Needed from the data below: all lines that contain the word "Previous".

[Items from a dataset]
-*-

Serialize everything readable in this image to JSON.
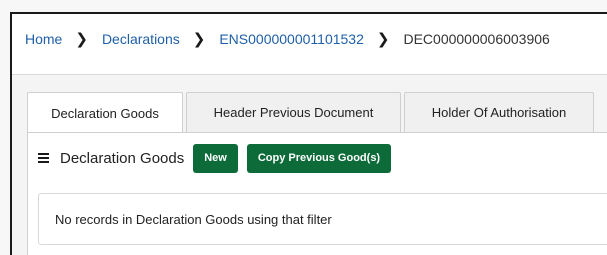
{
  "breadcrumb": {
    "items": [
      "Home",
      "Declarations",
      "ENS000000001101532"
    ],
    "current": "DEC000000006003906"
  },
  "tabs": [
    {
      "label": "Declaration Goods",
      "active": true
    },
    {
      "label": "Header Previous Document",
      "active": false
    },
    {
      "label": "Holder Of Authorisation",
      "active": false
    }
  ],
  "section": {
    "title": "Declaration Goods",
    "new_button": "New",
    "copy_button": "Copy Previous Good(s)"
  },
  "empty_message": "No records in Declaration Goods using that filter",
  "colors": {
    "link": "#1f5fa8",
    "button": "#0d6b3a"
  }
}
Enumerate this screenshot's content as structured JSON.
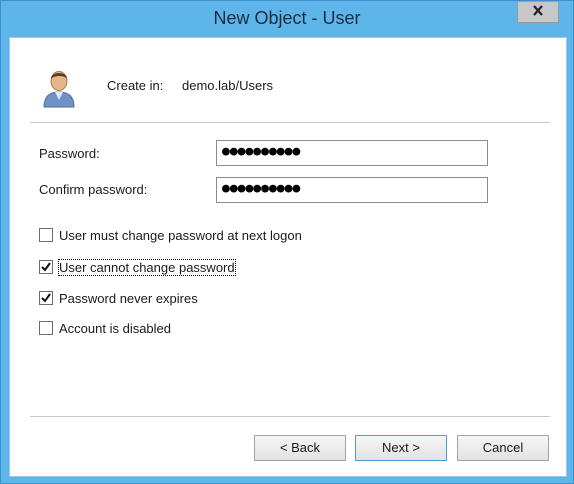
{
  "window": {
    "title": "New Object - User",
    "close_icon": "close-icon"
  },
  "header": {
    "icon": "user-icon",
    "create_in_label": "Create in:",
    "create_in_value": "demo.lab/Users"
  },
  "form": {
    "password_label": "Password:",
    "password_value": "●●●●●●●●●●",
    "confirm_label": "Confirm password:",
    "confirm_value": "●●●●●●●●●●"
  },
  "options": [
    {
      "label": "User must change password at next logon",
      "checked": false
    },
    {
      "label": "User cannot change password",
      "checked": true
    },
    {
      "label": "Password never expires",
      "checked": true
    },
    {
      "label": "Account is disabled",
      "checked": false
    }
  ],
  "buttons": {
    "back": "< Back",
    "next": "Next >",
    "cancel": "Cancel"
  },
  "colors": {
    "frame": "#5db5ea",
    "default_button_border": "#4a9fd8"
  }
}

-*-

The answer.
      "label": "Header Previous Document",
    "copy_button": "Copy Previous Good(s)"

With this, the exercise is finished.